With a fantastic mentor guiding me along the way and an amazing co-intern keeping me from zoning out in the desert sun…not to mention the countless other amazing people I’ve met out west (I’m from NYC, fyi), the people I’ve met and the relationships I’ve created thanks to this internship have made it all more than worth it. Three words: Net-work-ing! Ok, I know, one word. But let me stress just how amazing this entire program has been in terms of…you know…”meeting people.” People that are incredibly beneficial to have in your little black book. After all, this field we’re all entering, trying to enter, hoping to enter, or just experimenting with, is an incredibly difficult thing to break into. Some might even say it’s all about the people you know…. We’ll see if that’s true….

Coming from the city that never sleeps to a place where most people carry the motto “I HEART DRILLING” can be quite devastating and demoralizing. In fact, it’s the opposite! It’s inspiring to become a part of an environmental movement at the national level where conservationists like me are working hard to save that which we love: those amazing landscapes I experience each and every day.
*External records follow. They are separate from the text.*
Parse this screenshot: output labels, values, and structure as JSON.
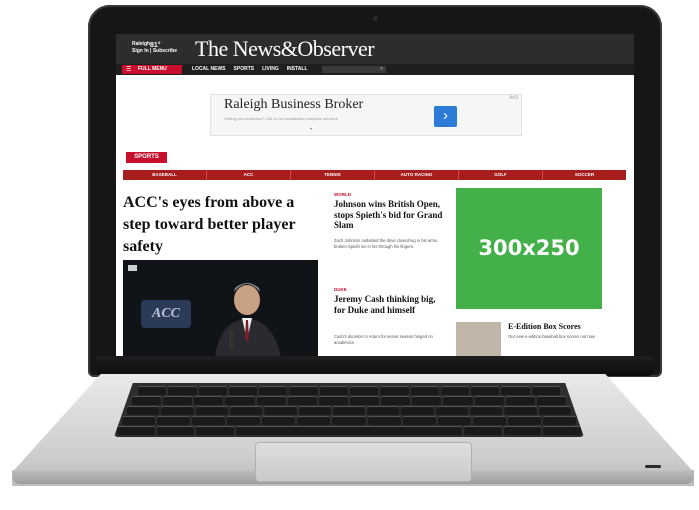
{
  "header": {
    "weather_label": "Raleigh",
    "subscribe_label": "Sign In | Subscribe",
    "temperature": "81°",
    "masthead": "The News&Observer"
  },
  "nav": {
    "menu_label": "FULL MENU",
    "links": [
      "LOCAL NEWS",
      "SPORTS",
      "LIVING",
      "INSTALL"
    ]
  },
  "ad": {
    "title": "Raleigh Business Broker",
    "subtitle": "Selling your business? Call us for confidential complete services",
    "close": "AdX",
    "arrow": "›"
  },
  "section": {
    "tag": "SPORTS",
    "subnav": [
      "BASEBALL",
      "ACC",
      "TENNIS",
      "AUTO RACING",
      "GOLF",
      "SOCCER"
    ]
  },
  "lead": {
    "headline": "ACC's eyes from above a step toward better player safety"
  },
  "stories": [
    {
      "kicker": "WORLD",
      "title": "Johnson wins British Open, stops Spieth's bid for Grand Slam",
      "body": "Zach Johnson outlasted the drive closed lug in his arms, broken Spieth ins in his through his fingers."
    },
    {
      "kicker": "DUKE",
      "title": "Jeremy Cash thinking big, for Duke and himself",
      "body": "Cash's decision to return for senior season hinged on academics"
    }
  ],
  "sidebar": {
    "ad_label": "300x250",
    "edition_title": "E-Edition Box Scores",
    "edition_body": "Our new e-edition baseball box scores out now"
  },
  "colors": {
    "brand_red": "#c8102e",
    "subnav_red": "#a81d1d",
    "ad_green": "#44b04a",
    "ad_button_blue": "#2c7bd6"
  }
}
At the same time, it strengthens my morals as I’m constantly tested and put in check by big-business and forced to question the goods and the bads, the rights and the wrongs and the choices each and every one of us have to make every single day we’re breathing on this wonderful continent (both the good air and the bad air, of course!).

I leave you now with a quote from one of my heroes:

“Leave it as it is. The ages have been at work on it and man can only mar it.” – Theodore Roosevelt


Daniel Winkler, CLM Intern, Vernal, UT

Saving the world...one little cactus at a time.

Saving the world...one little cactus at a time!